The answer must be every line from the listing that holds the string "false".

>>>>

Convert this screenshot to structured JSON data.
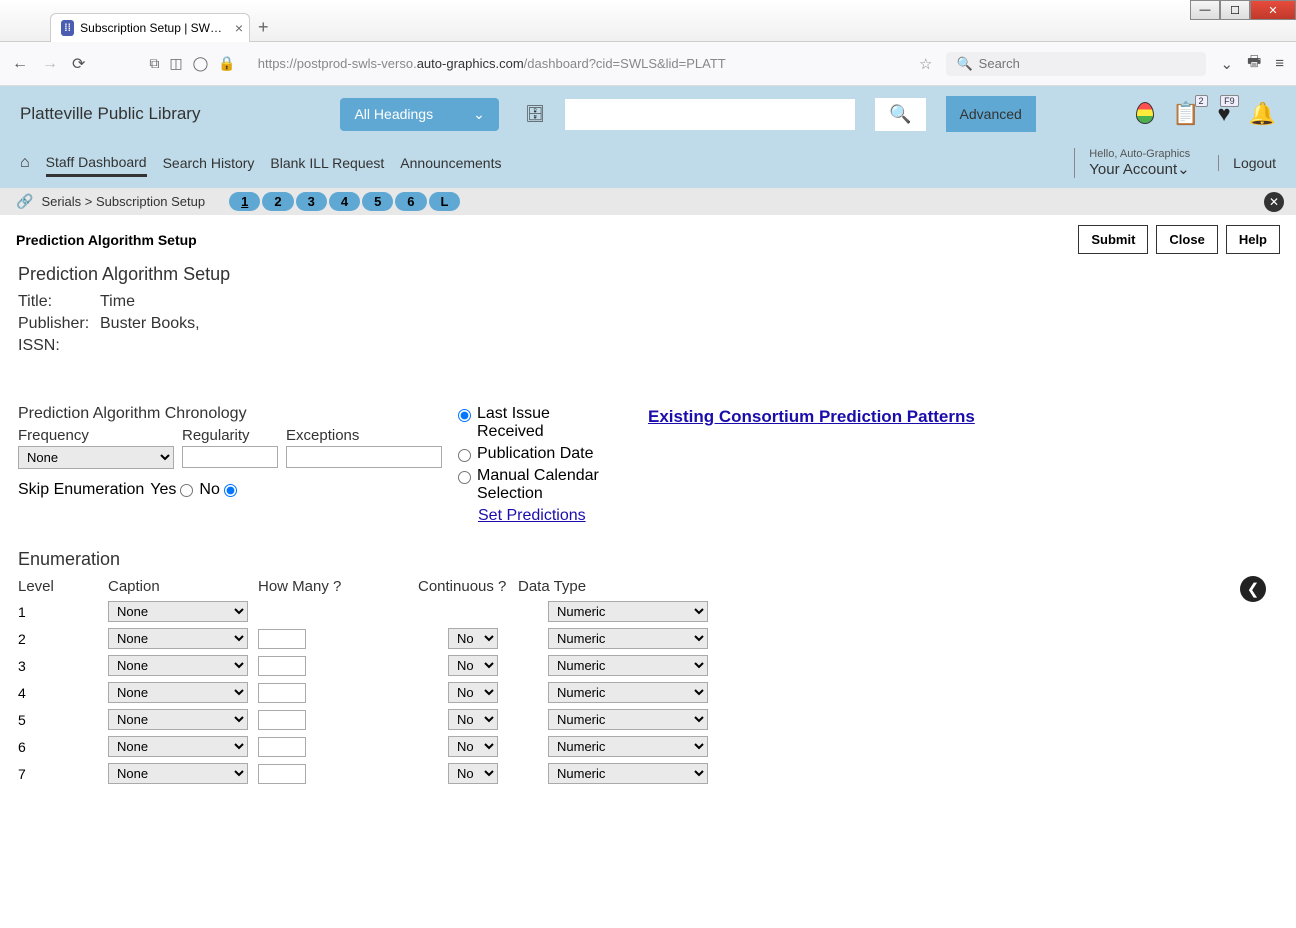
{
  "browser": {
    "tab_title": "Subscription Setup | SWLS | plat",
    "url_pre": "https://postprod-swls-verso.",
    "url_dark": "auto-graphics.com",
    "url_post": "/dashboard?cid=SWLS&lid=PLATT",
    "search_placeholder": "Search"
  },
  "header": {
    "library_name": "Platteville Public Library",
    "headings_label": "All Headings",
    "advanced_label": "Advanced",
    "list_badge": "2",
    "heart_badge": "F9",
    "hello_text": "Hello, Auto-Graphics",
    "account_label": "Your Account",
    "logout_label": "Logout"
  },
  "nav": {
    "items": [
      "Staff Dashboard",
      "Search History",
      "Blank ILL Request",
      "Announcements"
    ]
  },
  "crumb": {
    "path": "Serials  >  Subscription Setup",
    "pages": [
      "1",
      "2",
      "3",
      "4",
      "5",
      "6",
      "L"
    ]
  },
  "page": {
    "title": "Prediction Algorithm Setup",
    "submit": "Submit",
    "close": "Close",
    "help": "Help"
  },
  "setup": {
    "heading": "Prediction Algorithm Setup",
    "title_label": "Title:",
    "title_value": "Time",
    "publisher_label": "Publisher:",
    "publisher_value": "Buster Books,",
    "issn_label": "ISSN:",
    "issn_value": ""
  },
  "form": {
    "algo_label": "Prediction Algorithm Chronology",
    "frequency_label": "Frequency",
    "frequency_value": "None",
    "regularity_label": "Regularity",
    "exceptions_label": "Exceptions",
    "skip_label": "Skip Enumeration",
    "yes": "Yes",
    "no": "No",
    "chron_last_issue": "Last Issue Received",
    "chron_pub_date": "Publication Date",
    "chron_manual": "Manual Calendar Selection",
    "set_predictions": "Set Predictions",
    "existing_link": "Existing Consortium Prediction Patterns"
  },
  "enum": {
    "heading": "Enumeration",
    "headers": {
      "level": "Level",
      "caption": "Caption",
      "howmany": "How Many ?",
      "continuous": "Continuous ?",
      "datatype": "Data Type"
    },
    "caption_default": "None",
    "cont_default": "No",
    "datatype_default": "Numeric",
    "rows": [
      {
        "level": "1",
        "show_howmany": false,
        "show_cont": false
      },
      {
        "level": "2",
        "show_howmany": true,
        "show_cont": true
      },
      {
        "level": "3",
        "show_howmany": true,
        "show_cont": true
      },
      {
        "level": "4",
        "show_howmany": true,
        "show_cont": true
      },
      {
        "level": "5",
        "show_howmany": true,
        "show_cont": true
      },
      {
        "level": "6",
        "show_howmany": true,
        "show_cont": true
      },
      {
        "level": "7",
        "show_howmany": true,
        "show_cont": true
      }
    ]
  }
}
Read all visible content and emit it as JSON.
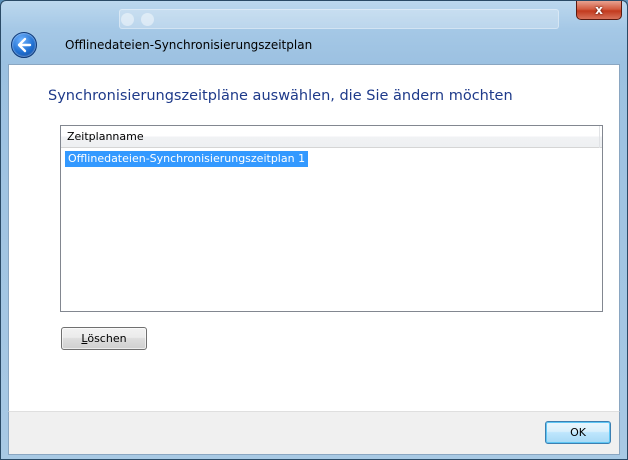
{
  "window": {
    "title": "Offlinedateien-Synchronisierungszeitplan",
    "close_label": "x"
  },
  "icons": {
    "back": "back-arrow-icon",
    "close": "close-icon"
  },
  "main": {
    "instruction": "Synchronisierungszeitpläne auswählen, die Sie ändern möchten",
    "list": {
      "column_header": "Zeitplanname",
      "rows": [
        {
          "label": "Offlinedateien-Synchronisierungszeitplan 1",
          "selected": true
        }
      ]
    },
    "delete_button": {
      "accel": "L",
      "rest": "öschen"
    }
  },
  "footer": {
    "ok_label": "OK"
  },
  "colors": {
    "instruction_text": "#1e3a8a",
    "selection": "#3399ff",
    "window_frame": "#a5c8e6"
  }
}
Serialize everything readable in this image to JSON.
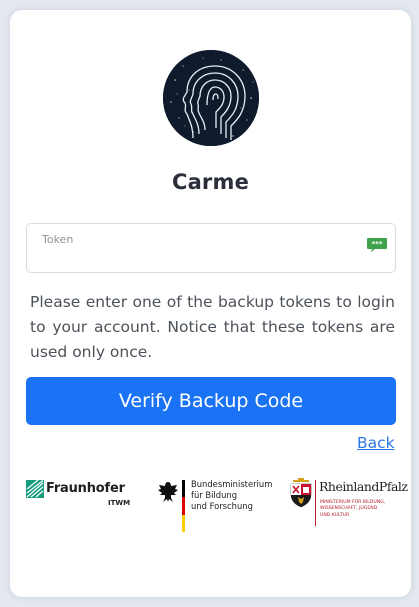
{
  "app": {
    "title": "Carme"
  },
  "token_field": {
    "label": "Token",
    "value": "",
    "icon": "password-manager-icon"
  },
  "instructions": "Please enter one of the backup tokens to login to your account. Notice that these tokens are used only once.",
  "actions": {
    "verify_label": "Verify Backup Code",
    "back_label": "Back"
  },
  "partners": {
    "fraunhofer_name": "Fraunhofer",
    "fraunhofer_unit": "ITWM",
    "bmbf_lines": [
      "Bundesministerium",
      "für Bildung",
      "und Forschung"
    ],
    "rlp_name": "RheinlandPfalz",
    "rlp_sub_lines": [
      "Ministerium für Bildung,",
      "Wissenschaft, Jugend",
      "und Kultur"
    ]
  },
  "colors": {
    "primary": "#1a72f5",
    "link": "#2c78e8",
    "page_background": "#e4e9ef",
    "logo_background": "#0f1a2c",
    "fraunhofer_green": "#179c7d",
    "rlp_red": "#b01e2a"
  }
}
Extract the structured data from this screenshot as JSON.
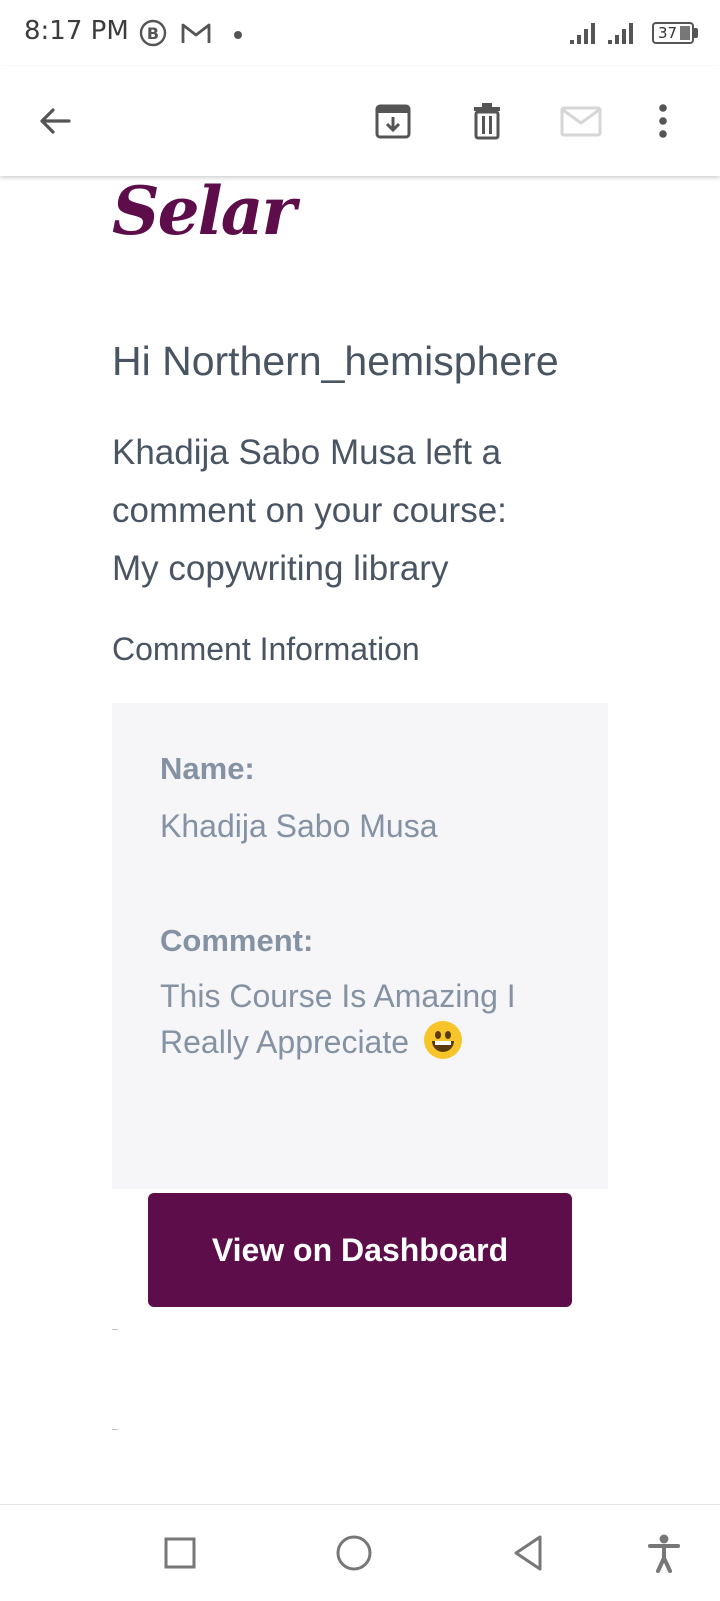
{
  "status_bar": {
    "time": "8:17 PM",
    "icons": [
      "b-circle-icon",
      "gmail-icon",
      "dot-icon"
    ],
    "battery_level": "37"
  },
  "app_bar": {
    "actions": [
      "back-arrow-icon",
      "archive-icon",
      "delete-icon",
      "mark-unread-icon",
      "more-vert-icon"
    ]
  },
  "email": {
    "logo_text": "Selar",
    "greeting": "Hi Northern_hemisphere",
    "intro_line1": "Khadija Sabo Musa left a",
    "intro_line2": "comment on your course:",
    "intro_line3": "My copywriting library",
    "section_title": "Comment Information",
    "name_label": "Name:",
    "name_value": "Khadija Sabo Musa",
    "comment_label": "Comment:",
    "comment_value_line1": "This Course Is Amazing I",
    "comment_value_line2": "Really Appreciate",
    "comment_emoji": "grinning-face-emoji",
    "cta_label": "View on Dashboard",
    "brand_color": "#5c0d4a"
  },
  "nav_bar": {
    "buttons": [
      "recents-square-icon",
      "home-circle-icon",
      "back-triangle-icon",
      "accessibility-icon"
    ]
  }
}
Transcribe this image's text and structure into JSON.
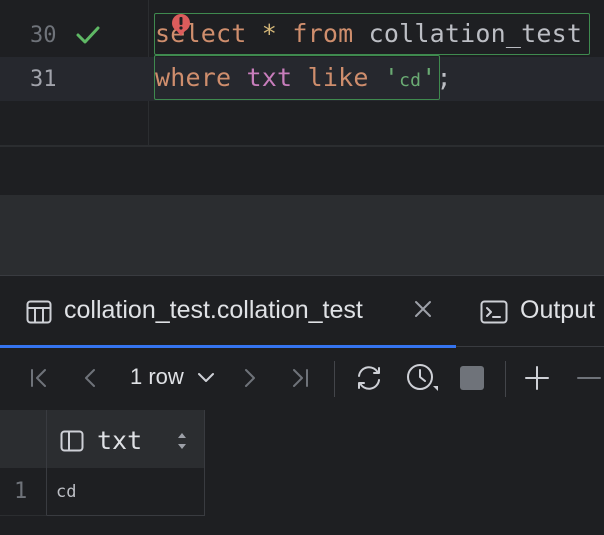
{
  "editor": {
    "lines": [
      {
        "number": "30",
        "status": "check-icon",
        "tokens": {
          "kw1": "select",
          "op": "*",
          "kw2": "from",
          "table": "collation_test"
        }
      },
      {
        "number": "31",
        "tokens": {
          "kw1": "where",
          "col": "txt",
          "kw2": "like",
          "str_open": "'",
          "str_val": "cd",
          "str_close": "'",
          "semi": ";"
        }
      }
    ],
    "error_marker": "error-icon"
  },
  "results": {
    "tabs": [
      {
        "label": "collation_test.collation_test",
        "active": true,
        "icon": "table-icon"
      },
      {
        "label": "Output",
        "active": false,
        "icon": "console-icon"
      }
    ],
    "toolbar": {
      "row_count": "1 row"
    },
    "grid": {
      "columns": [
        {
          "label": "txt",
          "icon": "column-icon"
        }
      ],
      "rows": [
        {
          "num": "1",
          "cells": [
            "cd"
          ]
        }
      ]
    }
  },
  "colors": {
    "keyword": "#cf8e6d",
    "column": "#c77dbb",
    "string": "#6aab73",
    "accent": "#3574f0",
    "success": "#5fb865",
    "error": "#db5c5c"
  }
}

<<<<

WRITTEN ANSWER ->
        "show_howmany": false,
        "show_cont": false
        "active": false,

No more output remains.